# REQUIREMENT
Go through the lines below and retype each one exactly.

----

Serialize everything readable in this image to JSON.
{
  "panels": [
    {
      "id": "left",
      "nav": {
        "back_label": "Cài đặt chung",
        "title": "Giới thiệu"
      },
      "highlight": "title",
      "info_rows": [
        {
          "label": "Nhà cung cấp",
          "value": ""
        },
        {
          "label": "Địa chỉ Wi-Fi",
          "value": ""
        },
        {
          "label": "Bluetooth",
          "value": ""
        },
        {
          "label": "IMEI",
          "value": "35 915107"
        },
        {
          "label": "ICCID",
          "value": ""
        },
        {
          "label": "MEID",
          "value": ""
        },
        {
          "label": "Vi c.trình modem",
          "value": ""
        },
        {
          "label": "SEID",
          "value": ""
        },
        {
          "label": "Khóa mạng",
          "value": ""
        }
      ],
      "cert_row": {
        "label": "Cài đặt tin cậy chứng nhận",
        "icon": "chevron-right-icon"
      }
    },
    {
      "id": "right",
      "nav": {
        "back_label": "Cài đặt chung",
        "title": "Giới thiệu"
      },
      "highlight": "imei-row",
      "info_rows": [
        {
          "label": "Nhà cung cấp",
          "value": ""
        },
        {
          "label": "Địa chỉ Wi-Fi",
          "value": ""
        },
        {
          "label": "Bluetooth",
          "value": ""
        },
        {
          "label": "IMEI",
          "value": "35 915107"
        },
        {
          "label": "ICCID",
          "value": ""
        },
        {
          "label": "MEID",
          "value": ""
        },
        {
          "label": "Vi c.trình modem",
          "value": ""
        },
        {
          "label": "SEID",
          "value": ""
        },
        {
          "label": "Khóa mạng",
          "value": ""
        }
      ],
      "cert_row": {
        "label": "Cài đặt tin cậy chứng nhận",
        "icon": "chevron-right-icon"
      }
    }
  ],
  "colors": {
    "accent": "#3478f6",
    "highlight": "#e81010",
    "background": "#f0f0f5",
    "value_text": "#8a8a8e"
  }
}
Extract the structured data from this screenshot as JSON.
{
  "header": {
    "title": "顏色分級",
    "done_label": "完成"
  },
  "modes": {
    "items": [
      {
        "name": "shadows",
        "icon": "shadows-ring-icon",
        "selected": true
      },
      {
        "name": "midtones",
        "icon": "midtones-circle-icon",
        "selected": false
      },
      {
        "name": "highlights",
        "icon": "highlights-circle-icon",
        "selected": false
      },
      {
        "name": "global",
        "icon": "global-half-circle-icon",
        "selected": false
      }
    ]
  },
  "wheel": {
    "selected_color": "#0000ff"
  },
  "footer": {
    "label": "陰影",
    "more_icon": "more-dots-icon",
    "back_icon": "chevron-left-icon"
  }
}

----

# ANSWER BOX
Serialize everything readable in this image to JSON.
{
  "panels": [
    {
      "id": "left",
      "nav": {
        "back_label": "Cài đặt chung",
        "title": "Giới thiệu"
      },
      "highlight": "title",
      "info_rows": [
        {
          "label": "Nhà cung cấp",
          "value": ""
        },
        {
          "label": "Địa chỉ Wi-Fi",
          "value": ""
        },
        {
          "label": "Bluetooth",
          "value": ""
        },
        {
          "label": "IMEI",
          "value": "35 915107"
        },
        {
          "label": "ICCID",
          "value": ""
        },
        {
          "label": "MEID",
          "value": ""
        },
        {
          "label": "Vi c.trình modem",
          "value": ""
        },
        {
          "label": "SEID",
          "value": ""
        },
        {
          "label": "Khóa mạng",
          "value": ""
        }
      ],
      "cert_row": {
        "label": "Cài đặt tin cậy chứng nhận",
        "icon": "chevron-right-icon"
      }
    },
    {
      "id": "right",
      "nav": {
        "back_label": "Cài đặt chung",
        "title": "Giới thiệu"
      },
      "highlight": "imei-row",
      "info_rows": [
        {
          "label": "Nhà cung cấp",
          "value": ""
        },
        {
          "label": "Địa chỉ Wi-Fi",
          "value": ""
        },
        {
          "label": "Bluetooth",
          "value": ""
        },
        {
          "label": "IMEI",
          "value": "35 915107"
        },
        {
          "label": "ICCID",
          "value": ""
        },
        {
          "label": "MEID",
          "value": ""
        },
        {
          "label": "Vi c.trình modem",
          "value": ""
        },
        {
          "label": "SEID",
          "value": ""
        },
        {
          "label": "Khóa mạng",
          "value": ""
        }
      ],
      "cert_row": {
        "label": "Cài đặt tin cậy chứng nhận",
        "icon": "chevron-right-icon"
      }
    }
  ],
  "colors": {
    "accent": "#3478f6",
    "highlight": "#e81010",
    "background": "#f0f0f5",
    "value_text": "#8a8a8e"
  }
}
Extract the structured data from this screenshot as JSON.
{
  "header": {
    "title": "顏色分級",
    "done_label": "完成"
  },
  "modes": {
    "items": [
      {
        "name": "shadows",
        "icon": "shadows-ring-icon",
        "selected": true
      },
      {
        "name": "midtones",
        "icon": "midtones-circle-icon",
        "selected": false
      },
      {
        "name": "highlights",
        "icon": "highlights-circle-icon",
        "selected": false
      },
      {
        "name": "global",
        "icon": "global-half-circle-icon",
        "selected": false
      }
    ]
  },
  "wheel": {
    "selected_color": "#0000ff"
  },
  "footer": {
    "label": "陰影",
    "more_icon": "more-dots-icon",
    "back_icon": "chevron-left-icon"
  }
}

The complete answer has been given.